Lead is a very soft metal which, in gasoline and diesel powered vehicles, may be found in the battery, assuming it is equipped with a lead-acid battery. In this type of battery, the lead makes up the plates which are suspended in battery acid (sulfuric acid). Lead is also used in wheel balancing weights and wire connectors.

In auto racing, lead is often used for weights, both for weighing down a car to meet event regulations and to adjust the weight distribution to change the handling characteristics.

Lead Recycling

Due to its low melting point, lead is very easy to extract from other components and recycle. In the United States, over 98 percent of lead is recycled as opposed to being thrown away. When you buy a new battery and are charged a "core charge", that is there to encourage the recycling of old batteries.

This involves chemical names, terms, and/or reactions, which may be complicated without a basic understanding of chemistry.

Leaded Gasoline

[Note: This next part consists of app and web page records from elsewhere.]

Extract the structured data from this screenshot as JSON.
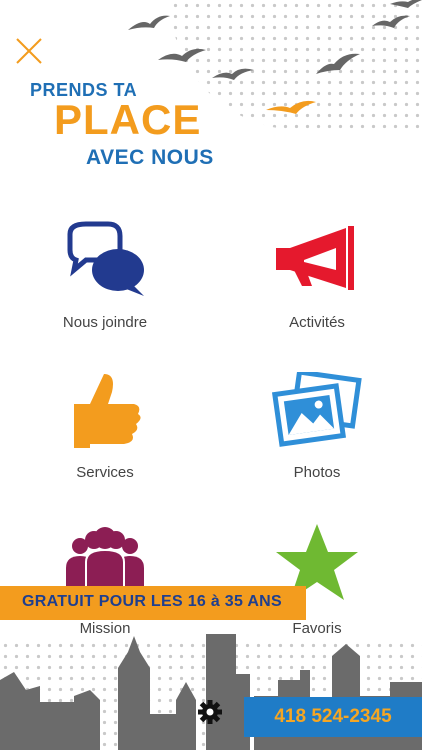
{
  "logo": {
    "line1": "PRENDS TA",
    "line2": "PLACE",
    "line3": "AVEC NOUS"
  },
  "menu": [
    {
      "label": "Nous joindre",
      "icon": "chat-bubbles-icon"
    },
    {
      "label": "Activités",
      "icon": "megaphone-icon"
    },
    {
      "label": "Services",
      "icon": "thumbs-up-icon"
    },
    {
      "label": "Photos",
      "icon": "photos-icon"
    },
    {
      "label": "Mission",
      "icon": "group-icon"
    },
    {
      "label": "Favoris",
      "icon": "star-icon"
    }
  ],
  "banner": {
    "text": "GRATUIT POUR LES 16 à 35 ANS"
  },
  "footer": {
    "phone": "418 524-2345",
    "settings_icon": "gear-icon"
  },
  "colors": {
    "logo_blue": "#1f6fb5",
    "logo_orange": "#f39c1e",
    "chat_blue": "#223a8f",
    "megaphone_red": "#e5192d",
    "thumb_orange": "#f39c1e",
    "photos_blue": "#2f8fd8",
    "group_maroon": "#8c1e54",
    "star_green": "#6fb932",
    "phone_bg": "#1f7cc7",
    "skyline_gray": "#6b6b6b"
  }
}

Lead was once put into gasoline to improve the performance its overall performance. Tetraethyllead (the molecular structure seen at the right) was used in early vehicles to help reduce engine knocking, artificially improve octane ratings, and help reduce wear on valve seats within the engine. Due to concerns over air pollution and health risks, the addition of lead to fuel was gradually phased out starting in the late 1970′s and banned altogether in all United States on-road vehicles in 1995.

Tetraethyllead can be written as C8H20Pb.